Exercise:
All lines with the word "JSON" in the material below are required.

+===+

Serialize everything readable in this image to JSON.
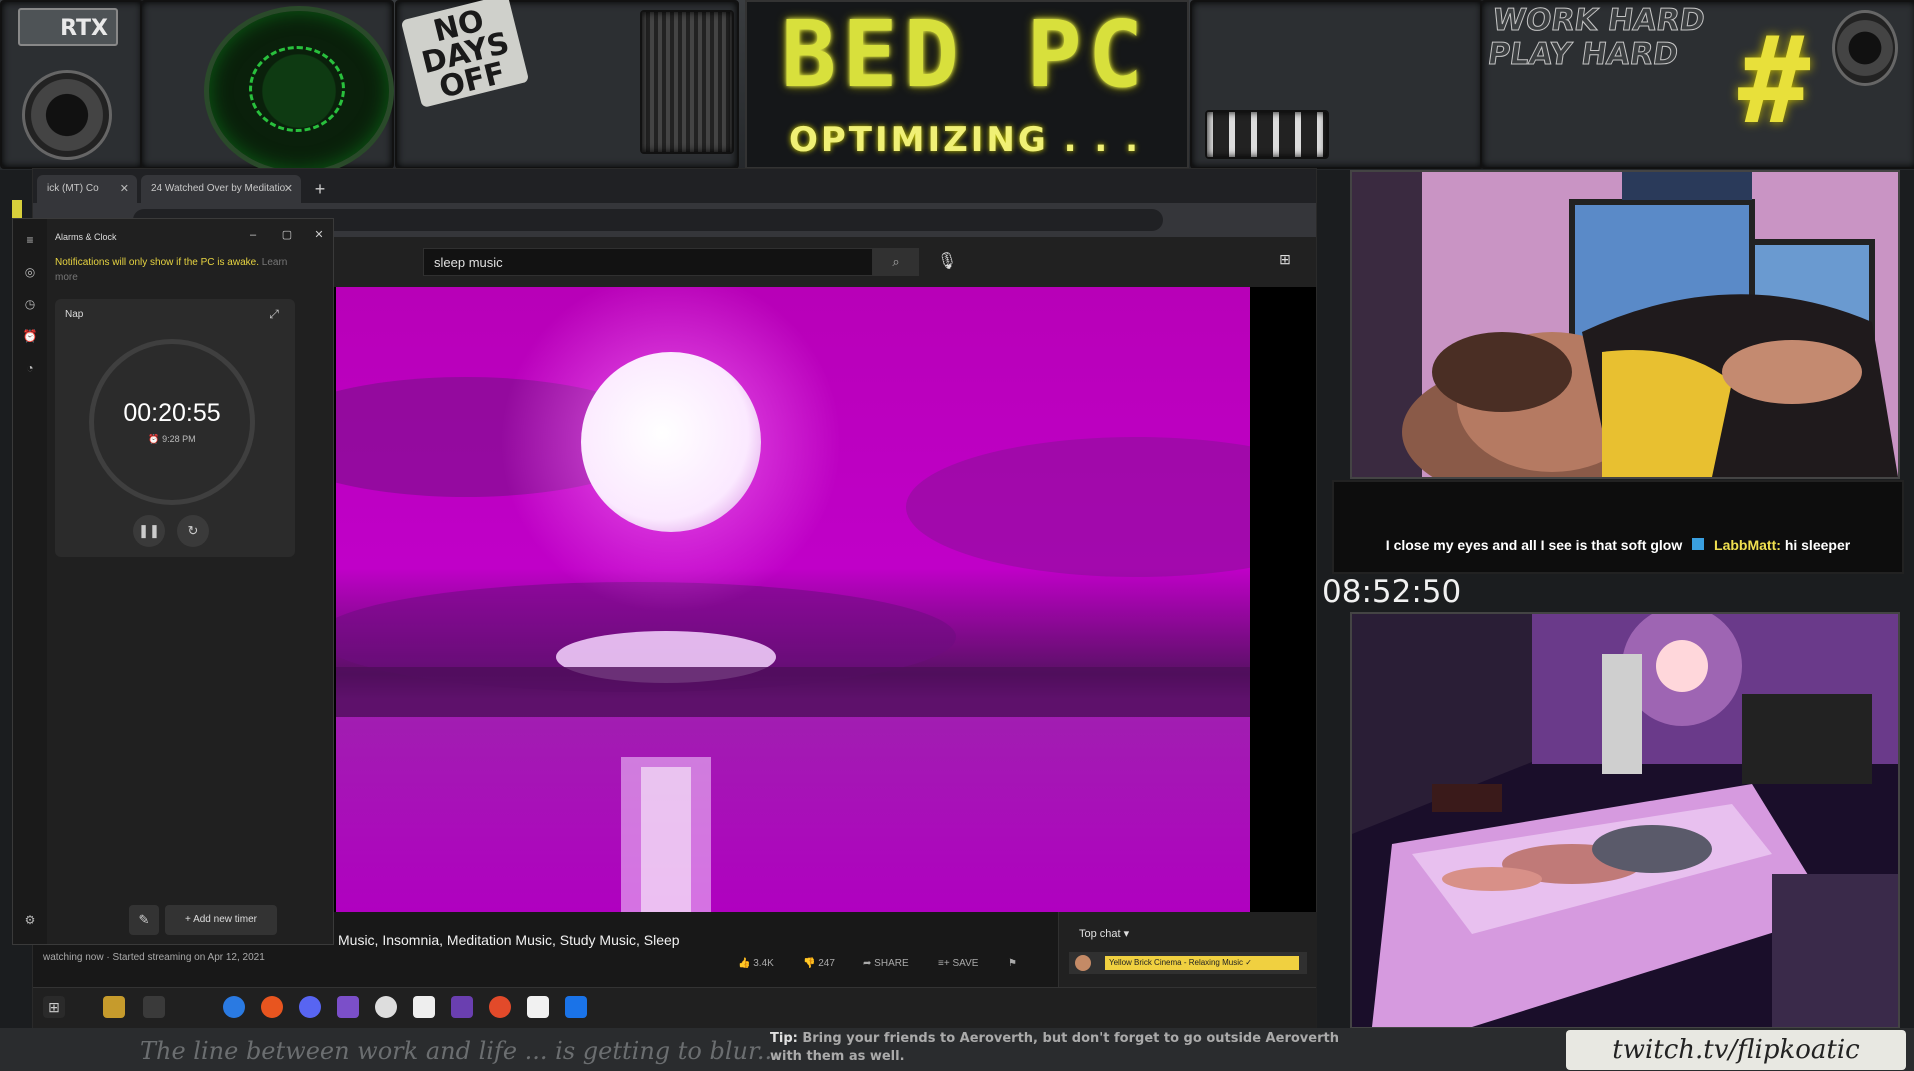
{
  "overlay": {
    "gpu_badge": "RTX",
    "sticker": "NO DAYS OFF",
    "title": "BED PC",
    "subtitle": "OPTIMIZING . . .",
    "slogan": "WORK HARD PLAY HARD",
    "hash_sign": "#",
    "accent_color": "#d8e03c"
  },
  "browser": {
    "tabs": [
      {
        "label": "ick (MT) Co"
      },
      {
        "label": "24 Watched Over by Meditatio"
      }
    ],
    "new_tab": "+",
    "close_glyph": "✕"
  },
  "youtube": {
    "search_value": "sleep music",
    "search_icon": "⌕",
    "mic_icon": "🎙",
    "create_icon": "⊞",
    "video_title": "Music, Insomnia, Meditation Music, Study Music, Sleep",
    "stream_meta": "watching now · Started streaming on Apr 12, 2021",
    "actions": {
      "likes": "3.4K",
      "dislikes": "247",
      "share": "SHARE",
      "save": "SAVE"
    },
    "chat": {
      "header": "Top chat ▾",
      "pinned": "Yellow Brick Cinema - Relaxing Music ✓"
    }
  },
  "clock_app": {
    "title": "Alarms & Clock",
    "notice": "Notifications will only show if the PC is awake.",
    "notice_link": "Learn more",
    "timer": {
      "name": "Nap",
      "value": "00:20:55",
      "ends_at": "⏰ 9:28 PM"
    },
    "add_timer": "Add new timer"
  },
  "stream": {
    "caption_text": "I close my eyes and all I see is that soft glow",
    "caption_user": "LabbMatt:",
    "caption_message": "hi sleeper",
    "clock": "08:52:50"
  },
  "footer": {
    "handwriting": "The line between work and life ... is getting to blur...",
    "tip_label": "Tip:",
    "tip_text": "Bring your friends to Aeroverth, but don't forget to go outside Aeroverth with them as well.",
    "twitch_handle": "twitch.tv/flipkoatic"
  }
}
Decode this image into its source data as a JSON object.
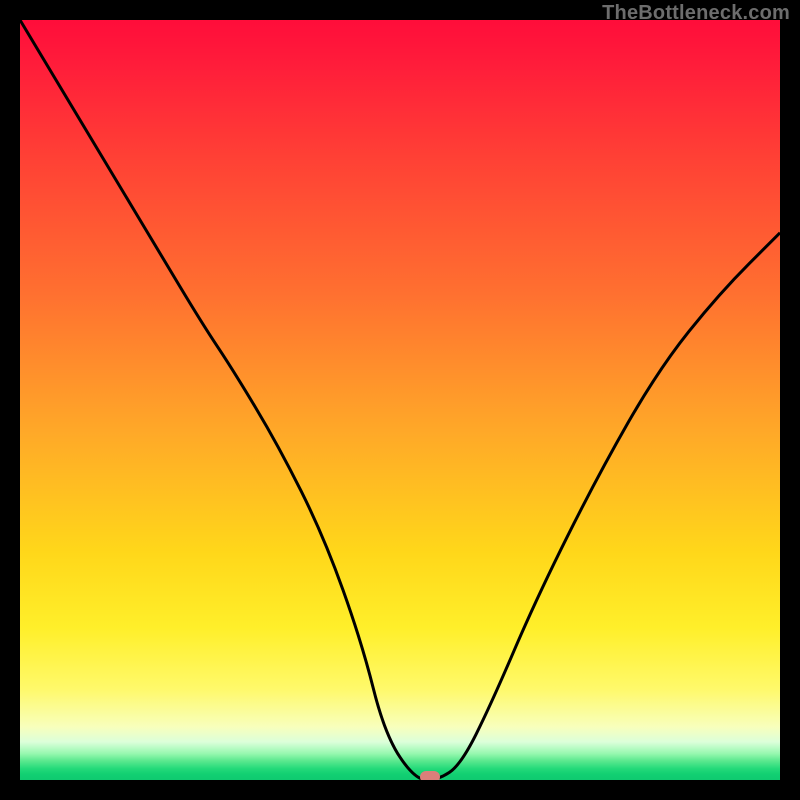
{
  "credit": "TheBottleneck.com",
  "colors": {
    "frame": "#000000",
    "curve_stroke": "#000000",
    "marker_fill": "#db7f7a",
    "credit_text": "#6d6d6d"
  },
  "chart_data": {
    "type": "line",
    "title": "",
    "xlabel": "",
    "ylabel": "",
    "xlim": [
      0,
      100
    ],
    "ylim": [
      0,
      100
    ],
    "grid": false,
    "legend": false,
    "series": [
      {
        "name": "bottleneck-curve",
        "x": [
          0,
          6,
          12,
          18,
          24,
          28,
          34,
          40,
          45,
          48,
          52,
          55,
          58,
          62,
          68,
          76,
          84,
          92,
          100
        ],
        "values": [
          100,
          90,
          80,
          70,
          60,
          54,
          44,
          32,
          18,
          6,
          0,
          0,
          2,
          10,
          24,
          40,
          54,
          64,
          72
        ]
      }
    ],
    "marker": {
      "x": 54,
      "y": 0
    },
    "notes": "Values are estimated from pixel positions; axes are unlabeled in the source image. y represents the vertical position of the black curve where 0 = bottom (green) and 100 = top (red)."
  }
}
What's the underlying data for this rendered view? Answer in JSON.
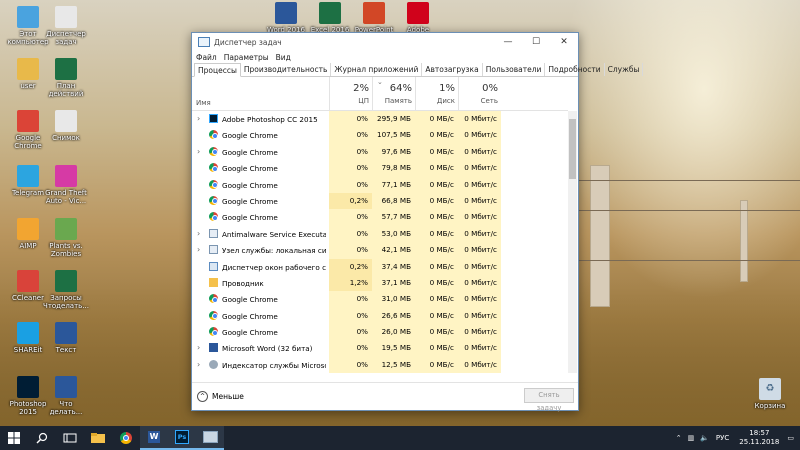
{
  "desktop": {
    "icons_left": [
      {
        "label": "Этот компьютер",
        "icon": "computer-icon",
        "color": "#4aa3df"
      },
      {
        "label": "Диспетчер задач",
        "icon": "document-icon",
        "color": "#e8e8e8"
      },
      {
        "label": "user",
        "icon": "user-folder-icon",
        "color": "#e8b94a"
      },
      {
        "label": "План действий",
        "icon": "excel-icon",
        "color": "#1d7044"
      },
      {
        "label": "Google Chrome",
        "icon": "chrome-icon",
        "color": "#db4437"
      },
      {
        "label": "Снимок",
        "icon": "document-icon",
        "color": "#e8e8e8"
      },
      {
        "label": "Telegram",
        "icon": "telegram-icon",
        "color": "#2ca5e0"
      },
      {
        "label": "Grand Theft Auto - Vic...",
        "icon": "game-icon",
        "color": "#d63aa5"
      },
      {
        "label": "AIMP",
        "icon": "aimp-icon",
        "color": "#f2a531"
      },
      {
        "label": "Plants vs. Zombies",
        "icon": "game-icon",
        "color": "#6aa84f"
      },
      {
        "label": "CCleaner",
        "icon": "ccleaner-icon",
        "color": "#d9433a"
      },
      {
        "label": "Запросы Чтоделать...",
        "icon": "excel-icon",
        "color": "#1d7044"
      },
      {
        "label": "SHAREit",
        "icon": "shareit-icon",
        "color": "#1aa0e3"
      },
      {
        "label": "Текст",
        "icon": "word-icon",
        "color": "#2b579a"
      },
      {
        "label": "Photoshop 2015",
        "icon": "photoshop-icon",
        "color": "#001d34"
      },
      {
        "label": "Что делать...",
        "icon": "word-icon",
        "color": "#2b579a"
      }
    ],
    "icons_top": [
      {
        "label": "Word 2016",
        "icon": "word-icon",
        "color": "#2b579a"
      },
      {
        "label": "Excel 2016",
        "icon": "excel-icon",
        "color": "#1d7044"
      },
      {
        "label": "PowerPoint",
        "icon": "powerpoint-icon",
        "color": "#d24726"
      },
      {
        "label": "Adobe",
        "icon": "acrobat-icon",
        "color": "#d0021b"
      }
    ],
    "recycle_bin": {
      "label": "Корзина",
      "icon": "recycle-bin-icon"
    }
  },
  "window": {
    "title": "Диспетчер задач",
    "menu": [
      "Файл",
      "Параметры",
      "Вид"
    ],
    "tabs": [
      "Процессы",
      "Производительность",
      "Журнал приложений",
      "Автозагрузка",
      "Пользователи",
      "Подробности",
      "Службы"
    ],
    "active_tab": "Процессы",
    "columns": {
      "name": "Имя",
      "cpu": {
        "pct": "2%",
        "label": "ЦП"
      },
      "mem": {
        "pct": "64%",
        "label": "Память"
      },
      "disk": {
        "pct": "1%",
        "label": "Диск"
      },
      "net": {
        "pct": "0%",
        "label": "Сеть"
      }
    },
    "rows": [
      {
        "name": "Adobe Photoshop CC 2015",
        "expand": "›",
        "icon": "photoshop-icon",
        "cpu": "0%",
        "mem": "295,9 МБ",
        "disk": "0 МБ/с",
        "net": "0 Мбит/с"
      },
      {
        "name": "Google Chrome",
        "expand": "",
        "icon": "chrome-icon",
        "cpu": "0%",
        "mem": "107,5 МБ",
        "disk": "0 МБ/с",
        "net": "0 Мбит/с"
      },
      {
        "name": "Google Chrome",
        "expand": "›",
        "icon": "chrome-icon",
        "cpu": "0%",
        "mem": "97,6 МБ",
        "disk": "0 МБ/с",
        "net": "0 Мбит/с"
      },
      {
        "name": "Google Chrome",
        "expand": "",
        "icon": "chrome-icon",
        "cpu": "0%",
        "mem": "79,8 МБ",
        "disk": "0 МБ/с",
        "net": "0 Мбит/с"
      },
      {
        "name": "Google Chrome",
        "expand": "",
        "icon": "chrome-icon",
        "cpu": "0%",
        "mem": "77,1 МБ",
        "disk": "0 МБ/с",
        "net": "0 Мбит/с"
      },
      {
        "name": "Google Chrome",
        "expand": "",
        "icon": "chrome-icon",
        "cpu": "0,2%",
        "mem": "66,8 МБ",
        "disk": "0 МБ/с",
        "net": "0 Мбит/с"
      },
      {
        "name": "Google Chrome",
        "expand": "",
        "icon": "chrome-icon",
        "cpu": "0%",
        "mem": "57,7 МБ",
        "disk": "0 МБ/с",
        "net": "0 Мбит/с"
      },
      {
        "name": "Antimalware Service Executable",
        "expand": "›",
        "icon": "service-icon",
        "cpu": "0%",
        "mem": "53,0 МБ",
        "disk": "0 МБ/с",
        "net": "0 Мбит/с"
      },
      {
        "name": "Узел службы: локальная сист...",
        "expand": "›",
        "icon": "service-icon",
        "cpu": "0%",
        "mem": "42,1 МБ",
        "disk": "0 МБ/с",
        "net": "0 Мбит/с"
      },
      {
        "name": "Диспетчер окон рабочего сто...",
        "expand": "",
        "icon": "window-icon",
        "cpu": "0,2%",
        "mem": "37,4 МБ",
        "disk": "0 МБ/с",
        "net": "0 Мбит/с"
      },
      {
        "name": "Проводник",
        "expand": "",
        "icon": "folder-icon",
        "cpu": "1,2%",
        "mem": "37,1 МБ",
        "disk": "0 МБ/с",
        "net": "0 Мбит/с"
      },
      {
        "name": "Google Chrome",
        "expand": "",
        "icon": "chrome-icon",
        "cpu": "0%",
        "mem": "31,0 МБ",
        "disk": "0 МБ/с",
        "net": "0 Мбит/с"
      },
      {
        "name": "Google Chrome",
        "expand": "",
        "icon": "chrome-icon",
        "cpu": "0%",
        "mem": "26,6 МБ",
        "disk": "0 МБ/с",
        "net": "0 Мбит/с"
      },
      {
        "name": "Google Chrome",
        "expand": "",
        "icon": "chrome-icon",
        "cpu": "0%",
        "mem": "26,0 МБ",
        "disk": "0 МБ/с",
        "net": "0 Мбит/с"
      },
      {
        "name": "Microsoft Word (32 бита)",
        "expand": "›",
        "icon": "word-icon",
        "cpu": "0%",
        "mem": "19,5 МБ",
        "disk": "0 МБ/с",
        "net": "0 Мбит/с"
      },
      {
        "name": "Индексатор службы Microsoft...",
        "expand": "›",
        "icon": "indexer-icon",
        "cpu": "0%",
        "mem": "12,5 МБ",
        "disk": "0 МБ/с",
        "net": "0 Мбит/с"
      }
    ],
    "footer": {
      "less_label": "Меньше",
      "end_task_label": "Снять задачу"
    }
  },
  "taskbar": {
    "items": [
      {
        "name": "start-button",
        "icon": "windows-icon"
      },
      {
        "name": "search-button",
        "icon": "search-icon"
      },
      {
        "name": "task-view-button",
        "icon": "task-view-icon"
      },
      {
        "name": "explorer-button",
        "icon": "folder-icon"
      },
      {
        "name": "chrome-button",
        "icon": "chrome-icon"
      },
      {
        "name": "word-button",
        "icon": "word-icon"
      },
      {
        "name": "photoshop-button",
        "icon": "photoshop-icon"
      },
      {
        "name": "task-manager-button",
        "icon": "task-manager-icon"
      }
    ],
    "tray": {
      "lang": "РУС",
      "time": "18:57",
      "date": "25.11.2018"
    }
  }
}
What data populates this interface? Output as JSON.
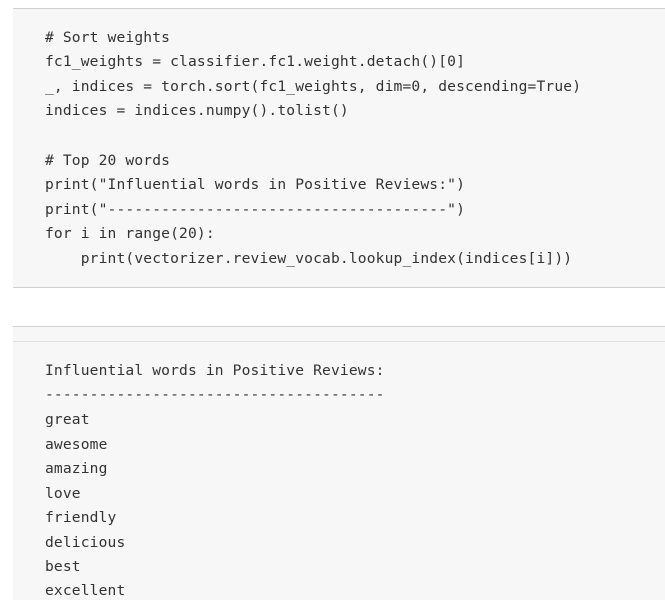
{
  "code_cell": {
    "lines": [
      "# Sort weights",
      "fc1_weights = classifier.fc1.weight.detach()[0]",
      "_, indices = torch.sort(fc1_weights, dim=0, descending=True)",
      "indices = indices.numpy().tolist()",
      "",
      "# Top 20 words",
      "print(\"Influential words in Positive Reviews:\")",
      "print(\"--------------------------------------\")",
      "for i in range(20):",
      "    print(vectorizer.review_vocab.lookup_index(indices[i]))"
    ]
  },
  "output_cell": {
    "title": "Influential words in Positive Reviews:",
    "separator": "--------------------------------------",
    "words": [
      "great",
      "awesome",
      "amazing",
      "love",
      "friendly",
      "delicious",
      "best",
      "excellent"
    ]
  }
}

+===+

Written answer:
Serialize everything readable in this image to JSON.
Decode this image into its source data as a JSON object.
What's the underlying data for this rendered view? Answer in JSON.
What data populates this interface? Output as JSON.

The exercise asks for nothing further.